**Supplied information:**
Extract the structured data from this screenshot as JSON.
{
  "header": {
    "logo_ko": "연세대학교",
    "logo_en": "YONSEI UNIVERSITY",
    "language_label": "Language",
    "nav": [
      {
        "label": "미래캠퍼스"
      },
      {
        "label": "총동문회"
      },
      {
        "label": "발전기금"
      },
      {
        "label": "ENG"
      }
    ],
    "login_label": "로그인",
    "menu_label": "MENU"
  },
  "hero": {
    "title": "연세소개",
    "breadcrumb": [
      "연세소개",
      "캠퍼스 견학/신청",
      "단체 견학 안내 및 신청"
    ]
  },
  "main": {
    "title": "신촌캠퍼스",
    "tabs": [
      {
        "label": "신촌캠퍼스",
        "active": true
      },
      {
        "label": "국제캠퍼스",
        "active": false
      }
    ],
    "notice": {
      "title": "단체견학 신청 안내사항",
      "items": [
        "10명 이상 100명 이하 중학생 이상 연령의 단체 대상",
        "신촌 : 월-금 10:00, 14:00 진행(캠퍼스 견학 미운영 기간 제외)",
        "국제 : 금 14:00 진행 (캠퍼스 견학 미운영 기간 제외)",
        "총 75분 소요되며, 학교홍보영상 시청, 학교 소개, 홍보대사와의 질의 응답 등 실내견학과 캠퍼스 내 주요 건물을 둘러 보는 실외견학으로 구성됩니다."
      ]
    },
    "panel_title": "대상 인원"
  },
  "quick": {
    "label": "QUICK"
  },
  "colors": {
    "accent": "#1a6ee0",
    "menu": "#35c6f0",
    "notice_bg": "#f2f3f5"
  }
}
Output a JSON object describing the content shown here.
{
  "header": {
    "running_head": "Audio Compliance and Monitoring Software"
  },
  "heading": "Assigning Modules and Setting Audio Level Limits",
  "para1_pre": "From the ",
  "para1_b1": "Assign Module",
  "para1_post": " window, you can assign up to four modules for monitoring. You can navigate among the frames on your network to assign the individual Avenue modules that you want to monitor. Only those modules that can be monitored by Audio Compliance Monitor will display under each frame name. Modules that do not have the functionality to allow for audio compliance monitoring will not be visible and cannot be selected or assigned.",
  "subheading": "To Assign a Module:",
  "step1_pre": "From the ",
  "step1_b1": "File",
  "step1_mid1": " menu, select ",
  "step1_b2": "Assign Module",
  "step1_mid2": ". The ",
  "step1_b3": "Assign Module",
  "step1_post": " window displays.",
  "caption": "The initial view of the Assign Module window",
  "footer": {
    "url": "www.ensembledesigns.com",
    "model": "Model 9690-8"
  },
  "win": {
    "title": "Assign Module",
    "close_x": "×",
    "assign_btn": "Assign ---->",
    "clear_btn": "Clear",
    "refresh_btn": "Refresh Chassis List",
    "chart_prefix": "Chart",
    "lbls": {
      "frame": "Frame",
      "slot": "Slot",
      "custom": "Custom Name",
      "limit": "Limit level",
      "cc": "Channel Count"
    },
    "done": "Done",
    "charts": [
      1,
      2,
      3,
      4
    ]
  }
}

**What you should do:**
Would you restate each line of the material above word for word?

**Output:**
Extract the structured data from this screenshot as JSON.
{
  "header": {
    "logo_ko": "연세대학교",
    "logo_en": "YONSEI UNIVERSITY",
    "language_label": "Language",
    "nav": [
      {
        "label": "미래캠퍼스"
      },
      {
        "label": "총동문회"
      },
      {
        "label": "발전기금"
      },
      {
        "label": "ENG"
      }
    ],
    "login_label": "로그인",
    "menu_label": "MENU"
  },
  "hero": {
    "title": "연세소개",
    "breadcrumb": [
      "연세소개",
      "캠퍼스 견학/신청",
      "단체 견학 안내 및 신청"
    ]
  },
  "main": {
    "title": "신촌캠퍼스",
    "tabs": [
      {
        "label": "신촌캠퍼스",
        "active": true
      },
      {
        "label": "국제캠퍼스",
        "active": false
      }
    ],
    "notice": {
      "title": "단체견학 신청 안내사항",
      "items": [
        "10명 이상 100명 이하 중학생 이상 연령의 단체 대상",
        "신촌 : 월-금 10:00, 14:00 진행(캠퍼스 견학 미운영 기간 제외)",
        "국제 : 금 14:00 진행 (캠퍼스 견학 미운영 기간 제외)",
        "총 75분 소요되며, 학교홍보영상 시청, 학교 소개, 홍보대사와의 질의 응답 등 실내견학과 캠퍼스 내 주요 건물을 둘러 보는 실외견학으로 구성됩니다."
      ]
    },
    "panel_title": "대상 인원"
  },
  "quick": {
    "label": "QUICK"
  },
  "colors": {
    "accent": "#1a6ee0",
    "menu": "#35c6f0",
    "notice_bg": "#f2f3f5"
  }
}
Output a JSON object describing the content shown here.
{
  "header": {
    "running_head": "Audio Compliance and Monitoring Software"
  },
  "heading": "Assigning Modules and Setting Audio Level Limits",
  "para1_pre": "From the ",
  "para1_b1": "Assign Module",
  "para1_post": " window, you can assign up to four modules for monitoring. You can navigate among the frames on your network to assign the individual Avenue modules that you want to monitor. Only those modules that can be monitored by Audio Compliance Monitor will display under each frame name. Modules that do not have the functionality to allow for audio compliance monitoring will not be visible and cannot be selected or assigned.",
  "subheading": "To Assign a Module:",
  "step1_pre": "From the ",
  "step1_b1": "File",
  "step1_mid1": " menu, select ",
  "step1_b2": "Assign Module",
  "step1_mid2": ". The ",
  "step1_b3": "Assign Module",
  "step1_post": " window displays.",
  "caption": "The initial view of the Assign Module window",
  "footer": {
    "url": "www.ensembledesigns.com",
    "model": "Model 9690-8"
  },
  "win": {
    "title": "Assign Module",
    "close_x": "×",
    "assign_btn": "Assign ---->",
    "clear_btn": "Clear",
    "refresh_btn": "Refresh Chassis List",
    "chart_prefix": "Chart",
    "lbls": {
      "frame": "Frame",
      "slot": "Slot",
      "custom": "Custom Name",
      "limit": "Limit level",
      "cc": "Channel Count"
    },
    "done": "Done",
    "charts": [
      1,
      2,
      3,
      4
    ]
  }
}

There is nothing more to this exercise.